EXTRACTED MATERIAL:
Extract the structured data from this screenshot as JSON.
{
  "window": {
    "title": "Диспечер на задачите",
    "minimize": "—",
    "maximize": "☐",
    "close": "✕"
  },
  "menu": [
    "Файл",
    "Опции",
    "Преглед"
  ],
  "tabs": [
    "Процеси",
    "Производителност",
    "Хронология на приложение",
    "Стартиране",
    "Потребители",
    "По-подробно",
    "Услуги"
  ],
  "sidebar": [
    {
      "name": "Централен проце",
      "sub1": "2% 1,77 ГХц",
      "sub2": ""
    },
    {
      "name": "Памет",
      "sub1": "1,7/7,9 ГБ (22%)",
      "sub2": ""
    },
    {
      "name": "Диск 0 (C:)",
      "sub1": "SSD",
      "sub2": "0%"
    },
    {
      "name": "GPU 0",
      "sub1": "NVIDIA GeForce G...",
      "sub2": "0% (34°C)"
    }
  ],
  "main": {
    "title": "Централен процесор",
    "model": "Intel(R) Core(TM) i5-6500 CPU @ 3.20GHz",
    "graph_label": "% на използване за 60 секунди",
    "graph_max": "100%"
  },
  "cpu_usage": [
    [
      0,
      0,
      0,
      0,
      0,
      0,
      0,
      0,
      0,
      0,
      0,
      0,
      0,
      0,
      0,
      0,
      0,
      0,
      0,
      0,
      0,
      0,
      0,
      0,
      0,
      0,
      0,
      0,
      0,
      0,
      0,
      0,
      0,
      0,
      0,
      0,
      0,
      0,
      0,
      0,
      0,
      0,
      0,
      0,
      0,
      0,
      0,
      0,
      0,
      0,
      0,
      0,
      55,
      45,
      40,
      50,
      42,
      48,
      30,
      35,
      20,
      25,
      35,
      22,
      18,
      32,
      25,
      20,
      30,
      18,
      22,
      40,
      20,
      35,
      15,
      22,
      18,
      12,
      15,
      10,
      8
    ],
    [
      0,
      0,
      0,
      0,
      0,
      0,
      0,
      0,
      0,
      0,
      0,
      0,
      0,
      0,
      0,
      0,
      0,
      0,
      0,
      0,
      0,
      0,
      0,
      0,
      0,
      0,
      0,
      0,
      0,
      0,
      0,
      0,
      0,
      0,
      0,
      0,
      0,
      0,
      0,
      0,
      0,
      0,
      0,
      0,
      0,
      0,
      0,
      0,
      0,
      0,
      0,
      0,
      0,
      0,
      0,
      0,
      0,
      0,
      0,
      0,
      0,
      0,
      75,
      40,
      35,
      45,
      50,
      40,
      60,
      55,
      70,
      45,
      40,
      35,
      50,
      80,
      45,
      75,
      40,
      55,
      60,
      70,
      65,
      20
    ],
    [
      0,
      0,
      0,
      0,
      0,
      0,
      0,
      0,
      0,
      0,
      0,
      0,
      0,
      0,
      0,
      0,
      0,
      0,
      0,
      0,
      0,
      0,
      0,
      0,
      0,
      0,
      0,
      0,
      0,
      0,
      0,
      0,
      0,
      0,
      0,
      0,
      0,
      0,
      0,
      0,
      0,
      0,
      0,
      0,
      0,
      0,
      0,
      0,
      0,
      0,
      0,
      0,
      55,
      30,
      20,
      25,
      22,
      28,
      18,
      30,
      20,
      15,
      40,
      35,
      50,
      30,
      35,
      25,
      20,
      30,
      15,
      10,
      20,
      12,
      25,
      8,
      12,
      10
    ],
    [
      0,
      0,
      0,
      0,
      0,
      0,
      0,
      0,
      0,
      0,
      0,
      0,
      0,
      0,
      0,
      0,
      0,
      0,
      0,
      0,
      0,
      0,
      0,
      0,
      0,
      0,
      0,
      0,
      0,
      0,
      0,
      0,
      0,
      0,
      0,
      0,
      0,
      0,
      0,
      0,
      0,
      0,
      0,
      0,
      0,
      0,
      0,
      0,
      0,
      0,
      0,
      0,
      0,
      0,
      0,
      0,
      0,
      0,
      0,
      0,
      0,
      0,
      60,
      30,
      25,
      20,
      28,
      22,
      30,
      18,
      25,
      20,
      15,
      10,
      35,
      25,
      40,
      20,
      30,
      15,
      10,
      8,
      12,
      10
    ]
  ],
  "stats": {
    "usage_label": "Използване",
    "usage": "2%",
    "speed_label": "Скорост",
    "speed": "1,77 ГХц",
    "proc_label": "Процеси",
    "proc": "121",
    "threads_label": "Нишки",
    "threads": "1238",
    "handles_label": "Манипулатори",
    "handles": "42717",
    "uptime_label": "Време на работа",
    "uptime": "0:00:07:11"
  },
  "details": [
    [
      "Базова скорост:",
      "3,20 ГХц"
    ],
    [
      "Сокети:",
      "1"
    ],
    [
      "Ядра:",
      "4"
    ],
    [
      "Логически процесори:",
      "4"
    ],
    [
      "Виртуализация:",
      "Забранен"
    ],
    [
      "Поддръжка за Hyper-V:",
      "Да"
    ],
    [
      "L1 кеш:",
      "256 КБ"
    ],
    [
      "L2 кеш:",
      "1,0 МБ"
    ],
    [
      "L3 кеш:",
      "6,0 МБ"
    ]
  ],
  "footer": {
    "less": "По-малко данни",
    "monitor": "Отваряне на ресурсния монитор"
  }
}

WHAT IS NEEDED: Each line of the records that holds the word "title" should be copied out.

EXERCISE RESPONSE:
    "title": "Диспечер на задачите",
    "title": "Централен процесор",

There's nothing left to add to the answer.